» **STUDY MATERIAL**:

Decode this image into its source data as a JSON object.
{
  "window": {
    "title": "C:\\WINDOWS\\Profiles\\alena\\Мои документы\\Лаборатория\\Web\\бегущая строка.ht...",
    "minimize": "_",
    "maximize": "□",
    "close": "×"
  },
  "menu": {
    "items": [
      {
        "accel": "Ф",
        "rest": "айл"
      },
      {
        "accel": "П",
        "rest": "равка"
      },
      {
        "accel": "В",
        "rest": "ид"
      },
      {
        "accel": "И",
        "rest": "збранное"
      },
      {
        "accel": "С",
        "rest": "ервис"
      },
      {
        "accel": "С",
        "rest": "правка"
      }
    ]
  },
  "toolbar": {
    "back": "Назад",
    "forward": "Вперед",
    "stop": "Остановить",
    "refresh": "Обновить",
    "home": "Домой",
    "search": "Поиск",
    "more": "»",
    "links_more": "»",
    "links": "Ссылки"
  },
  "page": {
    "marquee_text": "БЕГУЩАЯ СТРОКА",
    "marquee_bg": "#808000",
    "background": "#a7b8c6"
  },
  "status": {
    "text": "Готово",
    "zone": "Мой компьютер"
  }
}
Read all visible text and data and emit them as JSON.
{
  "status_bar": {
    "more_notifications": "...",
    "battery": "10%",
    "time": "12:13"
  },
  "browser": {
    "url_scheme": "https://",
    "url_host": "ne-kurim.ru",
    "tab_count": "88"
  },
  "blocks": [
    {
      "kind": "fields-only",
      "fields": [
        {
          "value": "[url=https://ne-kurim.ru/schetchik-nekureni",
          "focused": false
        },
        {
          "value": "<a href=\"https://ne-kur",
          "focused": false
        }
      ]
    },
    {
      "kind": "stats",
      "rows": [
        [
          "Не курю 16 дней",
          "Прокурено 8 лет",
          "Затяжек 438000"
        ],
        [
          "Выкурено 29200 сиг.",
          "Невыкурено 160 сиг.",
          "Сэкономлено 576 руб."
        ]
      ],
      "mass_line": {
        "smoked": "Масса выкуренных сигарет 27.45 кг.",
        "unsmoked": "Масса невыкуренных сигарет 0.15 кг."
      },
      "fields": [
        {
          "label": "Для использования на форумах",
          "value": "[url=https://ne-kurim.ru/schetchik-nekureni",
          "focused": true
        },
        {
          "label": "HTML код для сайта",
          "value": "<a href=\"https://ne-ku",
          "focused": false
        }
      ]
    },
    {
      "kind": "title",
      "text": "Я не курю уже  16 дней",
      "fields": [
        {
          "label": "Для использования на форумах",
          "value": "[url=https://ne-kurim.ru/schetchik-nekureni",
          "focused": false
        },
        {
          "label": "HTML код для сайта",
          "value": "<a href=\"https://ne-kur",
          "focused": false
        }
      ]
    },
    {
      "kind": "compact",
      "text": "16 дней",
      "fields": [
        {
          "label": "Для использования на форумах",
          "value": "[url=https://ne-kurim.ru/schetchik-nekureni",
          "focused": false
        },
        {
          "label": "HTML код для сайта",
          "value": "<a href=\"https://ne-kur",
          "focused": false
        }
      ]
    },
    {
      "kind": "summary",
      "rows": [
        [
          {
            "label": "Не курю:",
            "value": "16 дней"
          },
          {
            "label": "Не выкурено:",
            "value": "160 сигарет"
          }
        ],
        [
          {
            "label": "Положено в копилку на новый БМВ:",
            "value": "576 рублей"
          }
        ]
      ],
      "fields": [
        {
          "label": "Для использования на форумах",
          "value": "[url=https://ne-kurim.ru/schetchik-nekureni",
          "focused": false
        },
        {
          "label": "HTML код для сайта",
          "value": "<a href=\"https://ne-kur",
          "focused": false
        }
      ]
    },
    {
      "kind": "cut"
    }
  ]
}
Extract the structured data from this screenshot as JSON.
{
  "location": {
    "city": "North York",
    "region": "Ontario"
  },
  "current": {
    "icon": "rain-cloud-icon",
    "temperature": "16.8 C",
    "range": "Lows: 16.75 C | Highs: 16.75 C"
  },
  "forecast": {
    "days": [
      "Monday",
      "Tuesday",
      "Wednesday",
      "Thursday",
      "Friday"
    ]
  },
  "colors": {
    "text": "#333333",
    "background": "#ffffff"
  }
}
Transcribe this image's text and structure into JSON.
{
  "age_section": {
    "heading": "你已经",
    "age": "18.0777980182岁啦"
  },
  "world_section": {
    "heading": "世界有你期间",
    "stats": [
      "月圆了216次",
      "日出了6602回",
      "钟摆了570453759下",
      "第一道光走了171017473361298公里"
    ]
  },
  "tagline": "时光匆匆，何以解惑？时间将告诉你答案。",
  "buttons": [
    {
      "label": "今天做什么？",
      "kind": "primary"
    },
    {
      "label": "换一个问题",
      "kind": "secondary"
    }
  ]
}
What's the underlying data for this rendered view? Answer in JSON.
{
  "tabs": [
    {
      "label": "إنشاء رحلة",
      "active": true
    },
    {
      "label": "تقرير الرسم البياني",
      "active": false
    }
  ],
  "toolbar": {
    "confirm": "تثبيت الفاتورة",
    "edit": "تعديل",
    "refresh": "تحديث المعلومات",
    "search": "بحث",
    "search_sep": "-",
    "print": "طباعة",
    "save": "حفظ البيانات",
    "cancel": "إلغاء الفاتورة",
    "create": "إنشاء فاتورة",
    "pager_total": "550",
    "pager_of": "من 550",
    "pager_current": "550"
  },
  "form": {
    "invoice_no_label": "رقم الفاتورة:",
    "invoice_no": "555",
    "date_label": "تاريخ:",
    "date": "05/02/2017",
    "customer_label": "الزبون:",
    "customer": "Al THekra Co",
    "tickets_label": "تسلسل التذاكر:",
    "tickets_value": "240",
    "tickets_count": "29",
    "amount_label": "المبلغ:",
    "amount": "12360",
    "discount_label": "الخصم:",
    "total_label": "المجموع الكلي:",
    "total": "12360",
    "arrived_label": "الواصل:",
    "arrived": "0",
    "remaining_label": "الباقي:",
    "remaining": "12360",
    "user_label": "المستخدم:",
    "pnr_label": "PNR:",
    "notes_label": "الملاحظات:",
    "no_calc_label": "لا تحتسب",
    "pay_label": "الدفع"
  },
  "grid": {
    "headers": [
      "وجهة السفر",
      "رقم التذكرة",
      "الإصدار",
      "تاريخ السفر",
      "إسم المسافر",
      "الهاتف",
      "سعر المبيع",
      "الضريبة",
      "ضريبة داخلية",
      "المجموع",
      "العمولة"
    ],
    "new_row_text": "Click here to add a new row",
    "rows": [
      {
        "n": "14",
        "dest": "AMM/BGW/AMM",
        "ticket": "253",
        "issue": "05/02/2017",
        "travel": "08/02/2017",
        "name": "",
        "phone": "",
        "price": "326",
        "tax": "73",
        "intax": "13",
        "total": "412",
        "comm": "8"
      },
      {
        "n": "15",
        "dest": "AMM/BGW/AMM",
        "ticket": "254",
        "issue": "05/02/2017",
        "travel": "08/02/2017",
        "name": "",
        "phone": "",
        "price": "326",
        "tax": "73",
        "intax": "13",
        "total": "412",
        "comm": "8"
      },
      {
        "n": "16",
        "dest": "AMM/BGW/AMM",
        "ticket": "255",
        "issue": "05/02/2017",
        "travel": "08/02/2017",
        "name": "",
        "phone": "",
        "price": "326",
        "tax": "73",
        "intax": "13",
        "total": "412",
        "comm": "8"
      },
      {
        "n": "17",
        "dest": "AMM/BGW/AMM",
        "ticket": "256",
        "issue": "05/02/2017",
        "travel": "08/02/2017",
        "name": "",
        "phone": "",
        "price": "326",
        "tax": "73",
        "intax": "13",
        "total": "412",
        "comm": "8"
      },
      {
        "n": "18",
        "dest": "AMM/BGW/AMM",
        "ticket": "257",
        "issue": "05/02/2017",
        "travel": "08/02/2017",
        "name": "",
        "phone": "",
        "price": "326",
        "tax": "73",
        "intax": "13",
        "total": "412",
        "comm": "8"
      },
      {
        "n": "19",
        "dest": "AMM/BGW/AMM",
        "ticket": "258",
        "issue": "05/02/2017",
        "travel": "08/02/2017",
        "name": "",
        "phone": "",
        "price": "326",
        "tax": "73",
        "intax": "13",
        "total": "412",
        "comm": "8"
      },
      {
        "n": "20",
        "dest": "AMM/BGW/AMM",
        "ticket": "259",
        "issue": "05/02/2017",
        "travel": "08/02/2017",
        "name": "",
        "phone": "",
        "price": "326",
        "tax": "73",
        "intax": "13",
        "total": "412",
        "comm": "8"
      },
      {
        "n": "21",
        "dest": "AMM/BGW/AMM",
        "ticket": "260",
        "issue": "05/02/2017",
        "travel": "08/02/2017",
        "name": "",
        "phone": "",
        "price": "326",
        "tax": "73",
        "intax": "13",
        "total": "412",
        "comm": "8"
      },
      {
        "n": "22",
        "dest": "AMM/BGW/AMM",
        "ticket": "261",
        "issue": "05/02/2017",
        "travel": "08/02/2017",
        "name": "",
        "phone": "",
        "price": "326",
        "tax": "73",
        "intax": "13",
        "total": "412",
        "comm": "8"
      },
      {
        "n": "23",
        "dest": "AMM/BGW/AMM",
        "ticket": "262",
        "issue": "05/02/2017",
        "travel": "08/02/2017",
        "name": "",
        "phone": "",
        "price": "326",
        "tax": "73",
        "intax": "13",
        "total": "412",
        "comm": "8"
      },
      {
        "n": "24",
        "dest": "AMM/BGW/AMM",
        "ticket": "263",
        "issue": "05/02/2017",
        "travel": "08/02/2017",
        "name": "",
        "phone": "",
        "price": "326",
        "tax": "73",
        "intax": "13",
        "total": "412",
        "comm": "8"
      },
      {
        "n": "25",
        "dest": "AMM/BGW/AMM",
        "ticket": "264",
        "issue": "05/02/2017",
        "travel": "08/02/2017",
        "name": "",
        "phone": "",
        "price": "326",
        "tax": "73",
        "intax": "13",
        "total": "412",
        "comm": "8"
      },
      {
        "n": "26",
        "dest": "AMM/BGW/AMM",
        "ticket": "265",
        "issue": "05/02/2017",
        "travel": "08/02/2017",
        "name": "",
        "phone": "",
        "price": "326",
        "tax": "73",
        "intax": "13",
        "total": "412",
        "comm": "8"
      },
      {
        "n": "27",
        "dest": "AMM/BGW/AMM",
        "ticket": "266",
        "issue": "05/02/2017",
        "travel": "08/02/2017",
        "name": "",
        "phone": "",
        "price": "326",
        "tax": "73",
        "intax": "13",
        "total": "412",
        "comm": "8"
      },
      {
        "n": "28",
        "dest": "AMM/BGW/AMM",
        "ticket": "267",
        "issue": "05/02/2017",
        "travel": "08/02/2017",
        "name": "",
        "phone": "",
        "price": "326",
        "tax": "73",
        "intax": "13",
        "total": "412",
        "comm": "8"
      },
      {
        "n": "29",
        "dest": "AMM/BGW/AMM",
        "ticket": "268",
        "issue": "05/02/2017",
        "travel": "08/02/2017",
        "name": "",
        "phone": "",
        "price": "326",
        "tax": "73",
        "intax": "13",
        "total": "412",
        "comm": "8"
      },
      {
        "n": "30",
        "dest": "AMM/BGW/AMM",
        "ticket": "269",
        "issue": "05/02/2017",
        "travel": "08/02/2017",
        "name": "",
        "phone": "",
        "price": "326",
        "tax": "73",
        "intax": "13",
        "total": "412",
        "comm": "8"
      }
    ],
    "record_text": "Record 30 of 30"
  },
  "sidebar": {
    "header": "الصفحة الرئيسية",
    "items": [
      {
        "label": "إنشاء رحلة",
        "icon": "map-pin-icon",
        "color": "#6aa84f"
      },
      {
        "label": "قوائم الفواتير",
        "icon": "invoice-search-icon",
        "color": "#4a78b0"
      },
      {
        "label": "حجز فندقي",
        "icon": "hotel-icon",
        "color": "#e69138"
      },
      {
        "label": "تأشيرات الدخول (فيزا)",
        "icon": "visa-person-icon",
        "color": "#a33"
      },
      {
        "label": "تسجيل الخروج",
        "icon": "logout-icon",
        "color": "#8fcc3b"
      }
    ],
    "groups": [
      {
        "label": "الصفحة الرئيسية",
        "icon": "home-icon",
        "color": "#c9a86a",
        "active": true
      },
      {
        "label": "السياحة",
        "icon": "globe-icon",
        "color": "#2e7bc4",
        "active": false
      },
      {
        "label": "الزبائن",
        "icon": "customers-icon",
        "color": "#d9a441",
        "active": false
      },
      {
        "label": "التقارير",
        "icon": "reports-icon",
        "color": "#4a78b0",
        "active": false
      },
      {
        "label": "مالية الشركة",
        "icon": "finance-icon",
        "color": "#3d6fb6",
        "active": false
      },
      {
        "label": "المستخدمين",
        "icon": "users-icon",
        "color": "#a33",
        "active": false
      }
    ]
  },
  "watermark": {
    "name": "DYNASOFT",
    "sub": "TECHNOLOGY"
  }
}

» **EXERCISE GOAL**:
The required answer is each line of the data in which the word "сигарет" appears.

» **PROBLEM SOLUTION**:
        "smoked": "Масса выкуренных сигарет 27.45 кг.",
        "unsmoked": "Масса невыкуренных сигарет 0.15 кг."
            "value": "160 сигарет"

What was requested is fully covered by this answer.